(Beginning of SUPPLIED DATA)

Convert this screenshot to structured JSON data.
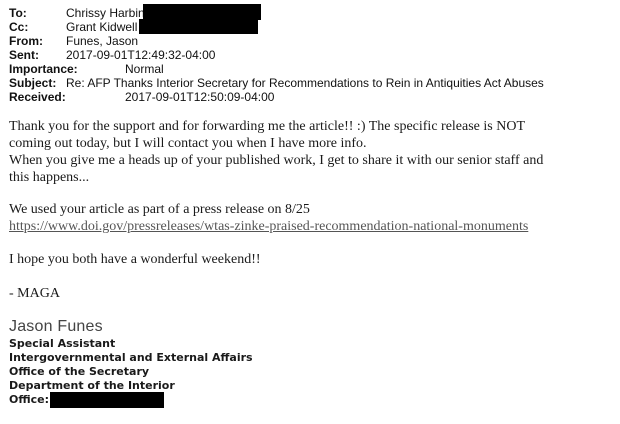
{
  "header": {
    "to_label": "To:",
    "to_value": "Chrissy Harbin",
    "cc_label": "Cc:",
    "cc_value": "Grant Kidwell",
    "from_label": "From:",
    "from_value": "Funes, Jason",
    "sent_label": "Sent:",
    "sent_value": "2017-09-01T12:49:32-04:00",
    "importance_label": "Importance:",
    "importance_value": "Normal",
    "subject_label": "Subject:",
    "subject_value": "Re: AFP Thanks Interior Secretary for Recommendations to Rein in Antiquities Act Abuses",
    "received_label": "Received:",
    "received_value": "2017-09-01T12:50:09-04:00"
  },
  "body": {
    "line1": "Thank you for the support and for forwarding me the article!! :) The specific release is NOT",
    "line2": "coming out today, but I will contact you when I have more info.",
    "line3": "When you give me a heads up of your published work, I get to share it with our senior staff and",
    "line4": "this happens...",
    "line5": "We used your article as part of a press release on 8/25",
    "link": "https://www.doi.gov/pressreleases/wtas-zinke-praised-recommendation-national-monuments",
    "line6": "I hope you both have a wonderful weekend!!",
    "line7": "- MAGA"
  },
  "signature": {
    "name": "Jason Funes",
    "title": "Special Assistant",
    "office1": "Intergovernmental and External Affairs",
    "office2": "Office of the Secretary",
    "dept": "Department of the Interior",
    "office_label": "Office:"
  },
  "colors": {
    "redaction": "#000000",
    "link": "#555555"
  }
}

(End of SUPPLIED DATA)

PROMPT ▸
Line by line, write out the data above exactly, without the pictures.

TASK ANSWER ▸
Convert this screenshot to structured JSON data.
{
  "header": {
    "to_label": "To:",
    "to_value": "Chrissy Harbin",
    "cc_label": "Cc:",
    "cc_value": "Grant Kidwell",
    "from_label": "From:",
    "from_value": "Funes, Jason",
    "sent_label": "Sent:",
    "sent_value": "2017-09-01T12:49:32-04:00",
    "importance_label": "Importance:",
    "importance_value": "Normal",
    "subject_label": "Subject:",
    "subject_value": "Re: AFP Thanks Interior Secretary for Recommendations to Rein in Antiquities Act Abuses",
    "received_label": "Received:",
    "received_value": "2017-09-01T12:50:09-04:00"
  },
  "body": {
    "line1": "Thank you for the support and for forwarding me the article!! :) The specific release is NOT",
    "line2": "coming out today, but I will contact you when I have more info.",
    "line3": "When you give me a heads up of your published work, I get to share it with our senior staff and",
    "line4": "this happens...",
    "line5": "We used your article as part of a press release on 8/25",
    "link": "https://www.doi.gov/pressreleases/wtas-zinke-praised-recommendation-national-monuments",
    "line6": "I hope you both have a wonderful weekend!!",
    "line7": "- MAGA"
  },
  "signature": {
    "name": "Jason Funes",
    "title": "Special Assistant",
    "office1": "Intergovernmental and External Affairs",
    "office2": "Office of the Secretary",
    "dept": "Department of the Interior",
    "office_label": "Office:"
  },
  "colors": {
    "redaction": "#000000",
    "link": "#555555"
  }
}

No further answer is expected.